In the data below, find each line containing the string "name" and return it.

Data records
================================
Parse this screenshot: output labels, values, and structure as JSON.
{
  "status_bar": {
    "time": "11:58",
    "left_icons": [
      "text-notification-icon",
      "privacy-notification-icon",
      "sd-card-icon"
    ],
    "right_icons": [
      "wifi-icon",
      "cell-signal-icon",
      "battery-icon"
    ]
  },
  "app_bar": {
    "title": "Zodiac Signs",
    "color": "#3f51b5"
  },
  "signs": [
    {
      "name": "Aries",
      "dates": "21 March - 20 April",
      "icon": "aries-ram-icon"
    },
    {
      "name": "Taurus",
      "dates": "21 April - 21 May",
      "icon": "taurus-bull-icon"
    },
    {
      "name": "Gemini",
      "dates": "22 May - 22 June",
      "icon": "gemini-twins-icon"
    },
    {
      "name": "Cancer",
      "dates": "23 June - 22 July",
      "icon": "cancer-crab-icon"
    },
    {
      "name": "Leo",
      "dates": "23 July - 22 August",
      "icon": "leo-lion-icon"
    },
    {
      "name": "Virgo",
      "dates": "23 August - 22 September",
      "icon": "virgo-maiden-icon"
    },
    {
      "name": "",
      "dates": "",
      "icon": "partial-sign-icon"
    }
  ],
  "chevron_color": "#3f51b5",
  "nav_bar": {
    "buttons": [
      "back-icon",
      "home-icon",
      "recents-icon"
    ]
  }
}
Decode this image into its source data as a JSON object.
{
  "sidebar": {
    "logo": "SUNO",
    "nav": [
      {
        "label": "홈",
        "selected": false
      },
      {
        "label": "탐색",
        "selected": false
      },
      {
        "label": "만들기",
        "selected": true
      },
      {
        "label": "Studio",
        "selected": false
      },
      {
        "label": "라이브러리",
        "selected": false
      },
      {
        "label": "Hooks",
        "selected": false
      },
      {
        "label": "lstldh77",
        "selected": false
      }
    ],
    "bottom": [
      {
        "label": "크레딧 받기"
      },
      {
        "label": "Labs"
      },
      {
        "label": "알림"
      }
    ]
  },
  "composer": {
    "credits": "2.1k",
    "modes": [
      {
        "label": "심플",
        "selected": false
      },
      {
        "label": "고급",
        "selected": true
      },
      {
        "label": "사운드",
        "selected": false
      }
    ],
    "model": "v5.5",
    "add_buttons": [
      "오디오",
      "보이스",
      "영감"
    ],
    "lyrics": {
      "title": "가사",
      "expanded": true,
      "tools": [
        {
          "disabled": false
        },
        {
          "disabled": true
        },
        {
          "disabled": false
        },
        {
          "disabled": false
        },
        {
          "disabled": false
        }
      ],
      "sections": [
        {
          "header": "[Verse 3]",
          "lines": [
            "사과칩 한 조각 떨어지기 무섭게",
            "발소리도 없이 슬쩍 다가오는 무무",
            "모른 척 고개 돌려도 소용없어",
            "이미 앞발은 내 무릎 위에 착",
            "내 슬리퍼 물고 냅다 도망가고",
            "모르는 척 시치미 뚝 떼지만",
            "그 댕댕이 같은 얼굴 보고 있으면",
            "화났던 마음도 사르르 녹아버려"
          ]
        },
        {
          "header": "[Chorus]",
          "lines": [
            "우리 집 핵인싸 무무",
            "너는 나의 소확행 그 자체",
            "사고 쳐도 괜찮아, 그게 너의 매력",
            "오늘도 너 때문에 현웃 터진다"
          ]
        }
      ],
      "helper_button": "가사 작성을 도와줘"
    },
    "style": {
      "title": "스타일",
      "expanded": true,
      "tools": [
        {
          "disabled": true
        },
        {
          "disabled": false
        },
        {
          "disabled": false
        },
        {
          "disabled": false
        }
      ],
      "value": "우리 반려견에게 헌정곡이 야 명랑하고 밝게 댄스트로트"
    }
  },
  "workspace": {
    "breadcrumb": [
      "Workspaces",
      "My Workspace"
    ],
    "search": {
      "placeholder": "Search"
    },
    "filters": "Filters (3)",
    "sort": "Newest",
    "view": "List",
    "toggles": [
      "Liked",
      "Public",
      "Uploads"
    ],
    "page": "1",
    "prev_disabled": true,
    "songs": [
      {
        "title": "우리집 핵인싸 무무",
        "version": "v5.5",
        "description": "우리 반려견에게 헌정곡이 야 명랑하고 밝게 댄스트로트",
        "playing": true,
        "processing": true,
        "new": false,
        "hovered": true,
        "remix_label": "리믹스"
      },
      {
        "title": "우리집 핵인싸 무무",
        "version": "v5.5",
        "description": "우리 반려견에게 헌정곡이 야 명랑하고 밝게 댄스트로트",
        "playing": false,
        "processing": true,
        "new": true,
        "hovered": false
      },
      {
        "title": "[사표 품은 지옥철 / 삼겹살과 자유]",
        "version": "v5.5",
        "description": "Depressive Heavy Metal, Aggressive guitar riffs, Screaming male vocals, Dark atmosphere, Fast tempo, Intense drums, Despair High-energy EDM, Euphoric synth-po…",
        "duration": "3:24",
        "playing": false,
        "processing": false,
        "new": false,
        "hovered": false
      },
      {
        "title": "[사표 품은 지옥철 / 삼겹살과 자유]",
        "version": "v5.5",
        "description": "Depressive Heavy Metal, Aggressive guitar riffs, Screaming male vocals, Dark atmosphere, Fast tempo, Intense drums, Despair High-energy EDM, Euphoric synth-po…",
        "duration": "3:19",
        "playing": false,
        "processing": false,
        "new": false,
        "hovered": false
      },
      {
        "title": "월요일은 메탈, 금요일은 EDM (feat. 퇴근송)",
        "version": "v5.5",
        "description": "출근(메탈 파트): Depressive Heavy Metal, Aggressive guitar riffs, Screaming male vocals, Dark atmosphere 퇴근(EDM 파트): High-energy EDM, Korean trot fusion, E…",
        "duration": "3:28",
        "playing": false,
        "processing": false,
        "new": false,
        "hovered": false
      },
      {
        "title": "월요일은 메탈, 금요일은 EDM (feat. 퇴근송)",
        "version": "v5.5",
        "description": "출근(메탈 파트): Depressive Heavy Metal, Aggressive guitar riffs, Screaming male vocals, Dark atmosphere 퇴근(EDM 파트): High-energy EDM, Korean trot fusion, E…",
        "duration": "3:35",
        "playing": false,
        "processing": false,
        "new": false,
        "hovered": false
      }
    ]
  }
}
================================
[Exercise result]
      "name": "Aries",
      "name": "Taurus",
      "name": "Gemini",
      "name": "Cancer",
      "name": "Leo",
      "name": "Virgo",
      "name": "",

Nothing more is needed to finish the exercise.